Local Lessons About Local Food: A Call to Invest in Local Food Infrastructure
This op-ed was originally published by the Montecito Journal on June 4, 2020. See the original version here on page 41.
Food is such a basic human need, but as the COVID-19 pandemic has so sharply illustrated, despite our region’s bounty, our ever more complex food supply chain is not something we can take for granted.
In 2016, Santa Barbara County stakeholders (including the CEC) completed a comprehensive, community-driven strategic plan that provided recommendations for how we grow, distribute, consume, and dispose of food. The pandemic and its impact on our food system has put that groundwork to the test, spotlighting lessons we can learn from failing to adequately prepare for the current crisis.
One of the best ways to support and strengthen our local food supply chain is to purchase regionally-produced food. Look for independently sold, responsibly sourced, fresh and seasonal food. As a result of COVID-19, the market is in flux, but our local farmers markets and some individual farmers, ranchers and fishers are still operating with social distance guidelines in place.
While buying regionally is critical to maintaining a local food supply, that is only part of the puzzle. Like other short-term disaster response efforts, it’s only a Band-Aid to a longer-term problem. To have a truly sustainable and robust local food system that is less vulnerable to outside forces, we need to promote investment in and a regulatory structure that encourages smaller scale, local and/or regional food processing. Local food needs to stay local. Under the “old normal” circumstances, growing food here and then transporting food for processing is highly fossil fuel intensive and wasteful. When cracks in that system start to surface, as they have recently, it becomes even less efficient and even more illogical.
It will take effort and time to begin to regionalize our food processing, but it can be done.
For example, the Thomas Fire and the subsequent debris flow delayed White Buffalo Land Trust in harvesting their persimmons and getting them to market.
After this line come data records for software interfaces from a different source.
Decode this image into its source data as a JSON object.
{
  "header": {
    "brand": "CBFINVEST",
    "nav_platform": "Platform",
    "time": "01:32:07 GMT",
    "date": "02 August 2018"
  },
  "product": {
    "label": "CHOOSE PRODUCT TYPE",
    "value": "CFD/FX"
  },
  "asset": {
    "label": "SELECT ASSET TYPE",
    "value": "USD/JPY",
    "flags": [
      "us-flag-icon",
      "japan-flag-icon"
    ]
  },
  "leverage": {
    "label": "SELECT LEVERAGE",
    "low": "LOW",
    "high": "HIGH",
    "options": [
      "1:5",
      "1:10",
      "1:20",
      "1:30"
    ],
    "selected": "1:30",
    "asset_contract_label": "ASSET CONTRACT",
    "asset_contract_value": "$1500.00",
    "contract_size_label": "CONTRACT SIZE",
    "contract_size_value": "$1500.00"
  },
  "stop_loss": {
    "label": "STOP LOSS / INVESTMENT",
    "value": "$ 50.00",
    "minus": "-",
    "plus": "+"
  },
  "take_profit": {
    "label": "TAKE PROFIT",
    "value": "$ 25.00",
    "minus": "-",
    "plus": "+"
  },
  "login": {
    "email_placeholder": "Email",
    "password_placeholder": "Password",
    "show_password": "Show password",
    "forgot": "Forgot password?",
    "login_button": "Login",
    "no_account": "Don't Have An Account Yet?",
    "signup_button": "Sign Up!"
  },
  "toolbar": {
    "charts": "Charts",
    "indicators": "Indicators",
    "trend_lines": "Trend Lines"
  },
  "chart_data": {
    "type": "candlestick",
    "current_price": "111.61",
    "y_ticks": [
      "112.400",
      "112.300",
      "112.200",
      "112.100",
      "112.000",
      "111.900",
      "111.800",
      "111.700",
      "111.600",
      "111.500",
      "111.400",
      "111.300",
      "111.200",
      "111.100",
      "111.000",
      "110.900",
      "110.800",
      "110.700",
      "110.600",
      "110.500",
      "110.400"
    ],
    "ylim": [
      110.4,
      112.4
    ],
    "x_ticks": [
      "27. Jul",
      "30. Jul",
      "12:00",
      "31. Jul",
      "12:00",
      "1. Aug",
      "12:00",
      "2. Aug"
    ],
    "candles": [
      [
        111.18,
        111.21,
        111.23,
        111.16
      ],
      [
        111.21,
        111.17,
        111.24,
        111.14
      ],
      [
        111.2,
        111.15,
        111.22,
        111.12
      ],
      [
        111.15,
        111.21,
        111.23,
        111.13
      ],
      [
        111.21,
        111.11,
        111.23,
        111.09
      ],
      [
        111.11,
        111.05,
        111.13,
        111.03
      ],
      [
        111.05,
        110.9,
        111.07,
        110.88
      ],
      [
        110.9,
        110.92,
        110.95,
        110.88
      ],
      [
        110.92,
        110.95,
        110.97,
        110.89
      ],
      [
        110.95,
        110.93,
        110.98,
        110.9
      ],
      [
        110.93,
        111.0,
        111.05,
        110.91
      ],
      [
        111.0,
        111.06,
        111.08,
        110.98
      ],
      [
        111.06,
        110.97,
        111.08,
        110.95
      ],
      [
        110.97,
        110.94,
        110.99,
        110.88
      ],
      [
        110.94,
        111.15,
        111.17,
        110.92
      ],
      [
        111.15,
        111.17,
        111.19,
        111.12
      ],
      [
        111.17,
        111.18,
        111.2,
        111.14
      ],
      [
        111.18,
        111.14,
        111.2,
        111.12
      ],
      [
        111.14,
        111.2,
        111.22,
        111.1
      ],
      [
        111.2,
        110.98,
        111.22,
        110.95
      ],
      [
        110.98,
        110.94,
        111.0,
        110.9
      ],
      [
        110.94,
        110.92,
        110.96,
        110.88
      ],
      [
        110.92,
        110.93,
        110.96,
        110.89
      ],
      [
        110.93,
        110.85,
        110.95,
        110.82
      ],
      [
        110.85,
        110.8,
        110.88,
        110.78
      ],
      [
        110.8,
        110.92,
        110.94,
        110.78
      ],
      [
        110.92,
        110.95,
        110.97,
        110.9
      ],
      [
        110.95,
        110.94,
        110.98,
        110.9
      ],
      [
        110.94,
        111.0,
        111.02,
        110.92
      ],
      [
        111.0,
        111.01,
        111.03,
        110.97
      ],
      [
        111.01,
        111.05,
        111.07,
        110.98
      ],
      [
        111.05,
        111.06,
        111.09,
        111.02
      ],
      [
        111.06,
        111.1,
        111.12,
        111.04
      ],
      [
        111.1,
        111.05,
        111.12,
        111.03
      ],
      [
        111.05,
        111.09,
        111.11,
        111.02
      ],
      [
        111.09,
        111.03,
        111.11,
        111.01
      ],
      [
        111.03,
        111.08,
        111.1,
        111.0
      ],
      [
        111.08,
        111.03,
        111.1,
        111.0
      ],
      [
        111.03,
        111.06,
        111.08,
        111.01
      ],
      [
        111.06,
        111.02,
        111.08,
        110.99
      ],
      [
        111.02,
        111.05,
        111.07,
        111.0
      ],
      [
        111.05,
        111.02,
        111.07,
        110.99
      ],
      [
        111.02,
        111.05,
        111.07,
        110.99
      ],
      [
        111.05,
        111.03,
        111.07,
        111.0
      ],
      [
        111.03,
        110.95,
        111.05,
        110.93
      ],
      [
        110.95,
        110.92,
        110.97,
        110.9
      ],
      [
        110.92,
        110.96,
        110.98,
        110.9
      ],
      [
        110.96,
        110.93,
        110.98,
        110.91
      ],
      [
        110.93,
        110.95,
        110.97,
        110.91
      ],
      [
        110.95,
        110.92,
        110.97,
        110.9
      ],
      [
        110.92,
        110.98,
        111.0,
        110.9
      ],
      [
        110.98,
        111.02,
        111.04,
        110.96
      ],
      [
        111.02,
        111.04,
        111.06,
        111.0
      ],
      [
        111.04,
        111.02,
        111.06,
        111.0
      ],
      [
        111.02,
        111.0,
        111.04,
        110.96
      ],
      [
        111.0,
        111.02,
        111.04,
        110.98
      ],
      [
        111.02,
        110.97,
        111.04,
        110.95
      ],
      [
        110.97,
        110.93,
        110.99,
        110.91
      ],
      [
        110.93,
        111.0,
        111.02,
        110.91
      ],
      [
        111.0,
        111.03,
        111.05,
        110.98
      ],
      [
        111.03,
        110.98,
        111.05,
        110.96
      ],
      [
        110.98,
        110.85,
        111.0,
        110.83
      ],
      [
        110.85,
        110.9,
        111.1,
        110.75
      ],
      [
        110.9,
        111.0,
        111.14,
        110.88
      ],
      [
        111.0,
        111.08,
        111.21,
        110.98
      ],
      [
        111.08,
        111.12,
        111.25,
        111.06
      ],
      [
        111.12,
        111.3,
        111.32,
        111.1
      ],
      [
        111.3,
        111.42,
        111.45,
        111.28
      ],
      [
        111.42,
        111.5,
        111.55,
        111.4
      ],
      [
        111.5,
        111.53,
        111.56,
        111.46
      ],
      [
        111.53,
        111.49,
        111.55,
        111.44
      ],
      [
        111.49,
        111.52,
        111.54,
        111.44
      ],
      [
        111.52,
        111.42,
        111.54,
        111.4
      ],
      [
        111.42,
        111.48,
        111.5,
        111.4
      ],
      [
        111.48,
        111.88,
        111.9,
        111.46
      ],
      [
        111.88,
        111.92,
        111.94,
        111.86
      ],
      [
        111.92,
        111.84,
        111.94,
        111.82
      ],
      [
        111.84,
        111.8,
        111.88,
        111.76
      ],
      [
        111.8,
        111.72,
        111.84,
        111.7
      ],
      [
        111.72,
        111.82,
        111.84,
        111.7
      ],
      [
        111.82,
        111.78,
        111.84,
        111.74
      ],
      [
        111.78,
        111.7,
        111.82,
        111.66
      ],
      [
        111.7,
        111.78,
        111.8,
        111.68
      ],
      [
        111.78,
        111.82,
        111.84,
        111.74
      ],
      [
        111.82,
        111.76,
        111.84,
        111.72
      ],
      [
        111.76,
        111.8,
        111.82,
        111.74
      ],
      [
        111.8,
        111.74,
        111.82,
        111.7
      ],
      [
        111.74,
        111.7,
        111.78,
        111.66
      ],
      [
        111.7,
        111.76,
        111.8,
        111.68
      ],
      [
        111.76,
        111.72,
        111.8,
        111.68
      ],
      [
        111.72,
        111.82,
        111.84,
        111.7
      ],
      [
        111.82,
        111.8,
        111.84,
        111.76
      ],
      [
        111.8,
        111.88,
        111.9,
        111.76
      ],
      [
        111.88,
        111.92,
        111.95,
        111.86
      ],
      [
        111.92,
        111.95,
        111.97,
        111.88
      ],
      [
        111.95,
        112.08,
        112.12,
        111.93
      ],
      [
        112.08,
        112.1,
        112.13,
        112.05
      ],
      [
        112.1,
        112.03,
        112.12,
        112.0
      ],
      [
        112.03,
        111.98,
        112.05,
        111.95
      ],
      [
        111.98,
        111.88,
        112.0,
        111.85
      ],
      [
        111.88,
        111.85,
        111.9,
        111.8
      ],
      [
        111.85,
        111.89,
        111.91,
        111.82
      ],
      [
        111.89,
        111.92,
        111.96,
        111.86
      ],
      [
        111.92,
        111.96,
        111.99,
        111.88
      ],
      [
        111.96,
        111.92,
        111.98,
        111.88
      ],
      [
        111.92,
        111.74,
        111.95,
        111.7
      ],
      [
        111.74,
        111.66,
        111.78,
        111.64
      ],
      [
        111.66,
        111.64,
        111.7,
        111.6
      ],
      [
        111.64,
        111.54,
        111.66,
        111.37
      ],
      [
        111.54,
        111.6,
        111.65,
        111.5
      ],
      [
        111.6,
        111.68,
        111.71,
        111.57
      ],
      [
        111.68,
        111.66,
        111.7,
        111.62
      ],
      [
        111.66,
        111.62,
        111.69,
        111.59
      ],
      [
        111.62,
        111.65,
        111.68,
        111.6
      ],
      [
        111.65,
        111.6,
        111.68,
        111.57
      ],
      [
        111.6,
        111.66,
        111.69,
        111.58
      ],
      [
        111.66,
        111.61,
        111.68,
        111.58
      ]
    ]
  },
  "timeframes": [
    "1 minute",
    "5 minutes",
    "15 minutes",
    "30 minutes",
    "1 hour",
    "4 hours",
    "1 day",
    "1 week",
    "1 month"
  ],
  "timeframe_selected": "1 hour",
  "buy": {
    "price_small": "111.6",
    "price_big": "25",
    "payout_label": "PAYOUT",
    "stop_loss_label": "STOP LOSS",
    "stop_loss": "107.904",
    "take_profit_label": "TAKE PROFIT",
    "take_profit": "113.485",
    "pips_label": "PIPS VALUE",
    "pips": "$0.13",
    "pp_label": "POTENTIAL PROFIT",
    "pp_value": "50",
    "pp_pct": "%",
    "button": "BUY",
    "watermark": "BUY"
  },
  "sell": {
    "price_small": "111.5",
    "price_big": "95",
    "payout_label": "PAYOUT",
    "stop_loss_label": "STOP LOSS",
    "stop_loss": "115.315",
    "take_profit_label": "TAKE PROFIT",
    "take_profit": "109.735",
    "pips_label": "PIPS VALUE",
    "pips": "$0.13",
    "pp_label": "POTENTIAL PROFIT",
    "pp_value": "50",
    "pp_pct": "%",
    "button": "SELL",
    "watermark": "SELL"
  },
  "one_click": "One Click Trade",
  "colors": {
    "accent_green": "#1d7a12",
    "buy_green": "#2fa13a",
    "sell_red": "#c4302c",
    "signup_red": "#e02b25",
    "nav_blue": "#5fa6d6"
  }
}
Rather than let the fruit go bad, they created a persimmon vinegar product with a local distillery and solidified a new business venture. We’re seeing similar examples today: distillers and other small manufacturers are transitioning their equipment to create emergency products like hand sanitizer and personal protection equipment.
The resilience, ingenuity and grit it’s taken for these businesses to pivot is impressive, but time was lost and perhaps other product lines sacrificed to make this happen. If our region had a grainery, seafood or meat processor, or other food processing systems needed to keep the locally produced food local, we could lighten our carbon footprint, keep more money in the county, have access to the products, and food growers could avoid the price fixing that ensures corporate processors make a profit while local farmers and ranchers barely get by.
As cattle rancher and Oklahoma Farmers Union president Scott Blubaugh told CNN, the problem lies in how the corporate food processors treat their workers and farmers, squeezing the growers to increase their profits. He suggests we, “start enforcing antitrust laws that we used to have on the books…. We need to get away from this huge corporate control and international corporations controlling our food system.”
We agree wholeheartedly. This is yet another example of the policy work we need to do, and continue doing once we’re “back to normal.”
This is an excellent opportunity for local impact investors to provide the capital to build regional food processing capacity. This would have huge community benefits: helping to secure the local food system by investing in business, creating jobs and supporting resiliency. Putting this in place will take political will and a clear community vision for greater self sufficiency and resilience.
We were just starting to recover economically from the Thomas Fire when COVID-19 hit. It’s clear that we can no longer send 95% of our products out and import the same products back processed and packaged up. That adds costs — both financially and environmentally — and is a very weak link in our food system.
The CEC has long been active in taking the steps needed to pursue a sustainable food system that balances the carbon equation to mitigate climate change. As the effects of the COVID-19 pandemic demonstrate so clearly, working together to secure our local food supply (while making sure that our workers are treated fairly) is one of the most important ways we can help to ensure a more resilient community.
Sharyn Main has 35 years of experience in philanthropy and the non-profit sector, currently as the Director of Climate Resilience at the Community Environmental Council. She grew up in Santa Barbara and is a fourth generation County resident.